Last year, San Gabriel Valley Water & Power sued the three cities, alleging they engaged in Brown Act violations and collusion with regard to the land sale.
On August 12, 2020, investigators with the Los Angeles County District Attorney’s Office made a series of early morning services of search warrants at the homes and offices of a multitude of individuals associated with the San Gabriel Valley Water & Power solar project, including Barkett, the company’s lobbyist, Frank Hill and former Industry City Manager Paul Philips. Thereafter, the lawsuit against the three cities was dismissed.

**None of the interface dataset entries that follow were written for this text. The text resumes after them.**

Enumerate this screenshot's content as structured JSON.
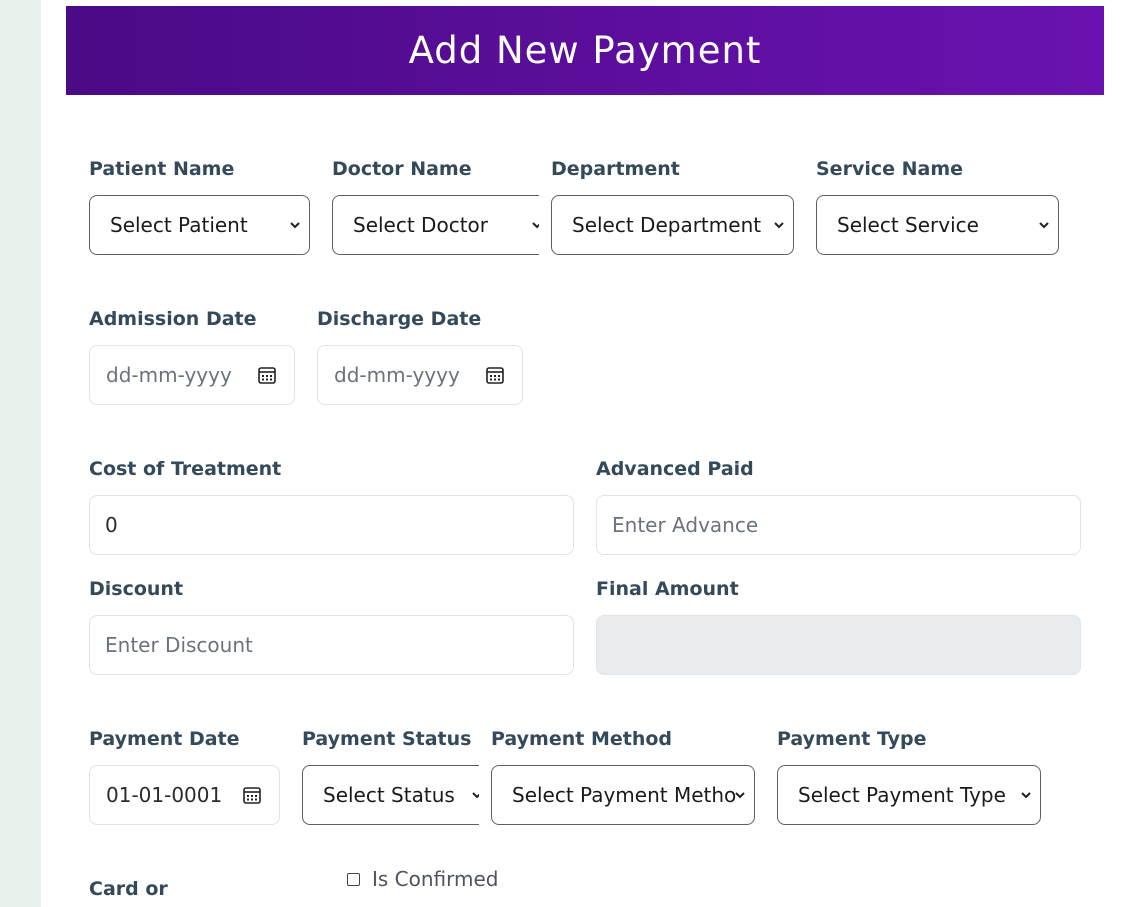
{
  "page": {
    "title": "Add New Payment"
  },
  "fields": {
    "patient": {
      "label": "Patient Name",
      "value": "Select Patient"
    },
    "doctor": {
      "label": "Doctor Name",
      "value": "Select Doctor"
    },
    "department": {
      "label": "Department",
      "value": "Select Department"
    },
    "service": {
      "label": "Service Name",
      "value": "Select Service"
    },
    "admission_date": {
      "label": "Admission Date",
      "placeholder": "dd-mm-yyyy"
    },
    "discharge_date": {
      "label": "Discharge Date",
      "placeholder": "dd-mm-yyyy"
    },
    "cost_of_treatment": {
      "label": "Cost of Treatment",
      "value": "0"
    },
    "advanced_paid": {
      "label": "Advanced Paid",
      "placeholder": "Enter Advance"
    },
    "discount": {
      "label": "Discount",
      "placeholder": "Enter Discount"
    },
    "final_amount": {
      "label": "Final Amount",
      "value": ""
    },
    "payment_date": {
      "label": "Payment Date",
      "value": "01-01-0001"
    },
    "payment_status": {
      "label": "Payment Status",
      "value": "Select Status"
    },
    "payment_method": {
      "label": "Payment Method",
      "value": "Select Payment Metho"
    },
    "payment_type": {
      "label": "Payment Type",
      "value": "Select Payment Type"
    },
    "card_or": {
      "label": "Card or"
    },
    "is_confirmed": {
      "label": "Is Confirmed",
      "checked": false
    }
  },
  "icons": {
    "select_arrow": "chevron-down-icon",
    "date_picker": "calendar-icon"
  },
  "colors": {
    "header_start": "#4b0a86",
    "header_end": "#6a12b0",
    "label": "#344a5a",
    "sidebar": "#e6f2ec"
  }
}
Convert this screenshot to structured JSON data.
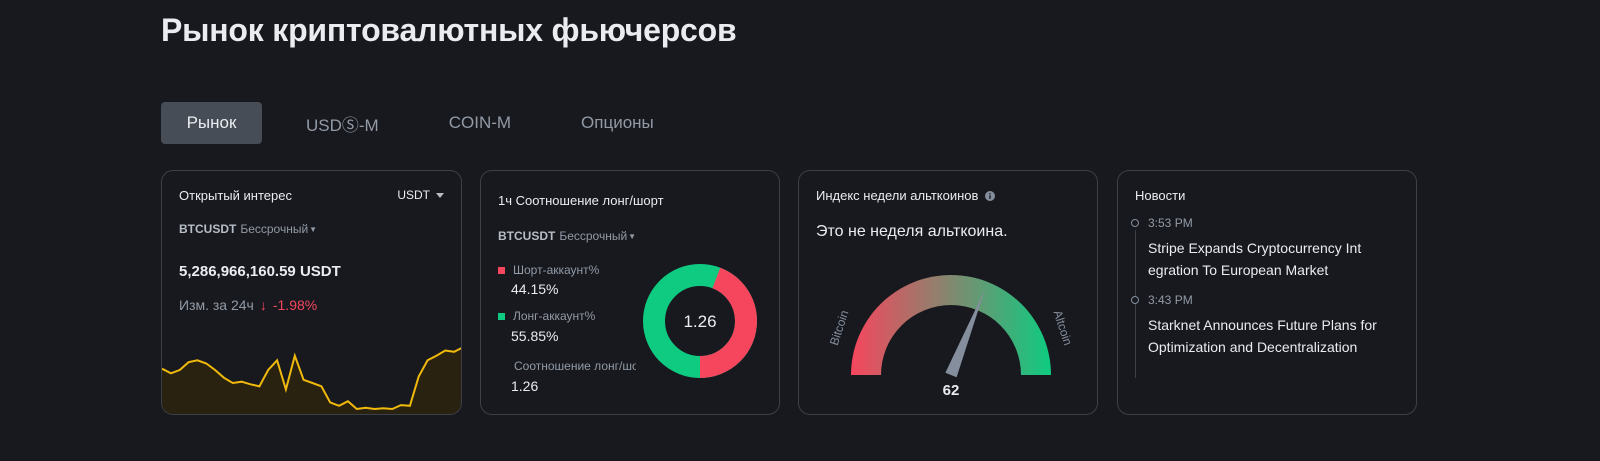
{
  "page": {
    "title": "Рынок криптовалютных фьючерсов"
  },
  "tabs": [
    {
      "label": "Рынок",
      "active": true
    },
    {
      "label": "USDⓈ-M",
      "active": false
    },
    {
      "label": "COIN-M",
      "active": false
    },
    {
      "label": "Опционы",
      "active": false
    }
  ],
  "open_interest": {
    "title": "Открытый интерес",
    "unit": "USDT",
    "symbol": "BTCUSDT",
    "contract": "Бессрочный",
    "value": "5,286,966,160.59 USDT",
    "change_label": "Изм. за 24ч",
    "change_arrow": "↓",
    "change_value": "-1.98%",
    "sparkline": [
      0.62,
      0.55,
      0.6,
      0.72,
      0.75,
      0.7,
      0.6,
      0.48,
      0.4,
      0.42,
      0.38,
      0.35,
      0.6,
      0.75,
      0.3,
      0.82,
      0.45,
      0.4,
      0.35,
      0.1,
      0.05,
      0.12,
      0.0,
      0.02,
      0.0,
      0.01,
      0.0,
      0.06,
      0.05,
      0.5,
      0.75,
      0.82,
      0.9,
      0.88,
      0.95
    ],
    "colors": {
      "line": "#f0b90b",
      "fill": "#2a2210",
      "negative": "#f6465d"
    }
  },
  "long_short": {
    "title": "1ч Соотношение лонг/шорт",
    "symbol": "BTCUSDT",
    "contract": "Бессрочный",
    "short_label": "Шорт-аккаунт%",
    "short_value": "44.15%",
    "short_pct": 44.15,
    "long_label": "Лонг-аккаунт%",
    "long_value": "55.85%",
    "long_pct": 55.85,
    "ratio_label": "Соотношение лонг/шорт",
    "ratio_value": "1.26",
    "center_value": "1.26",
    "colors": {
      "short": "#f6465d",
      "long": "#0ecb81"
    }
  },
  "altcoin_season": {
    "title": "Индекс недели альткоинов",
    "message": "Это не неделя альткоина.",
    "left_label": "Bitcoin",
    "right_label": "Altcoin",
    "value": "62",
    "level": 62,
    "colors": {
      "start": "#f6465d",
      "end": "#0ecb81",
      "needle": "#848e9c"
    }
  },
  "news": {
    "title": "Новости",
    "items": [
      {
        "time": "3:53 PM",
        "headline": "Stripe Expands Cryptocurrency Int egration To European Market"
      },
      {
        "time": "3:43 PM",
        "headline": "Starknet Announces Future Plans for Optimization and Decentralization"
      }
    ]
  }
}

There was concern that with San Gabriel Valley Water & Power now being held at bay, the City of Industry would reaquire the 2,445 acres, and once more seek to have it developed.
That is not the case, according to City of Industry Mayor Cory Moss. Moss said that “San Gabriel Valley Water & Power has essentially admitted that its allegations were without any merit. They wanted to undo the cities’ collective commitment to preserve Tres Hermanos and they failed.”
The transfer of the Tres Hermanos Ranch property from the City of Industry to the Tres Hermanos Conservation Authority was recorded on February 11, 2019 in both Los Angeles and San Bernardino County recorders’ offices for the portions of the property within the respective counties. Title to the property remains in the name of the Tres Hermanos Conservation Authority.
By Gail Frye and Mark Gutglueck